▶ Exercise input:
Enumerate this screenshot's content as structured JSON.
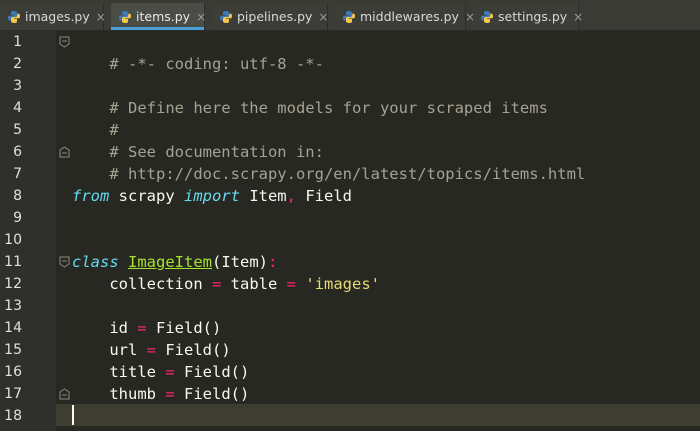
{
  "tabs": [
    {
      "label": "images.py",
      "close": "×"
    },
    {
      "label": "items.py",
      "close": "×"
    },
    {
      "label": "pipelines.py",
      "close": "×"
    },
    {
      "label": "middlewares.py",
      "close": "×"
    },
    {
      "label": "settings.py",
      "close": "×"
    }
  ],
  "active_tab": "items.py",
  "line_numbers": [
    "1",
    "2",
    "3",
    "4",
    "5",
    "6",
    "7",
    "8",
    "9",
    "10",
    "11",
    "12",
    "13",
    "14",
    "15",
    "16",
    "17",
    "18"
  ],
  "code": {
    "l1": "# -*- coding: utf-8 -*-",
    "l3": "# Define here the models for your scraped items",
    "l4": "#",
    "l5": "# See documentation in:",
    "l6": "# http://doc.scrapy.org/en/latest/topics/items.html",
    "l8_from": "from",
    "l8_mod": " scrapy ",
    "l8_import": "import",
    "l8_item": " Item",
    "l8_comma": ",",
    "l8_field": " Field",
    "l11_class": "class",
    "l11_name": "ImageItem",
    "l11_base": "(Item)",
    "l11_colon": ":",
    "l12_a": "    collection ",
    "l12_eq": "=",
    "l12_b": " table ",
    "l12_eq2": "=",
    "l12_str": " 'images'",
    "l14_a": "    id ",
    "l14_eq": "=",
    "l14_b": " Field()",
    "l15_a": "    url ",
    "l15_eq": "=",
    "l15_b": " Field()",
    "l16_a": "    title ",
    "l16_eq": "=",
    "l16_b": " Field()",
    "l17_a": "    thumb ",
    "l17_eq": "=",
    "l17_b": " Field()"
  },
  "colors": {
    "background": "#272822",
    "keyword": "#66d9ef",
    "comment": "#a5a292",
    "operator": "#f92672",
    "class_name": "#a6e22e",
    "string": "#e6db74",
    "active_tab_underline": "#4a9fd8"
  },
  "icons": {
    "tab_file_icon": "python-file-icon",
    "tab_close_icon": "close-icon",
    "fold_icon": "fold-marker-icon"
  }
}
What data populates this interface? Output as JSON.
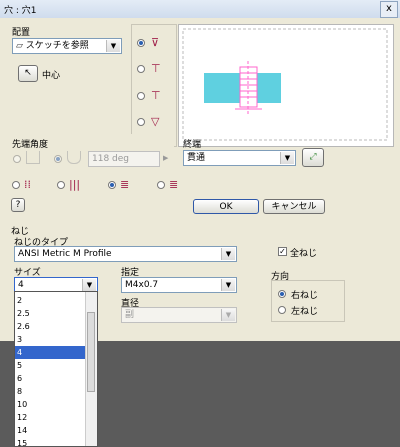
{
  "window": {
    "title": "穴 : 穴1",
    "close": "x"
  },
  "placement": {
    "heading": "配置",
    "combo_value": "スケッチを参照",
    "center_label": "中心"
  },
  "drill_point": {
    "heading": "先端角度",
    "angle_value": "118 deg"
  },
  "termination": {
    "heading": "終端",
    "value": "貫通"
  },
  "buttons": {
    "ok": "OK",
    "cancel": "キャンセル",
    "help": "?"
  },
  "thread": {
    "heading": "ねじ",
    "type_label": "ねじのタイプ",
    "type_value": "ANSI Metric M Profile",
    "full_thread_label": "全ねじ",
    "size_label": "サイズ",
    "size_value": "4",
    "designation_label": "指定",
    "designation_value": "M4x0.7",
    "diameter_label": "直径",
    "diameter_value": "副",
    "direction_label": "方向",
    "right_hand": "右ねじ",
    "left_hand": "左ねじ"
  },
  "size_dropdown": {
    "options": [
      "2",
      "2.5",
      "2.6",
      "3",
      "4",
      "5",
      "6",
      "8",
      "10",
      "12",
      "14",
      "15"
    ],
    "selected": "4"
  },
  "colors": {
    "accent": "#3366cc",
    "preview": "#ff66cc",
    "preview_fill": "#5fd0e0"
  }
}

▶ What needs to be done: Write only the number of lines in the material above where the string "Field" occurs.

▶ Answer to the problem: 5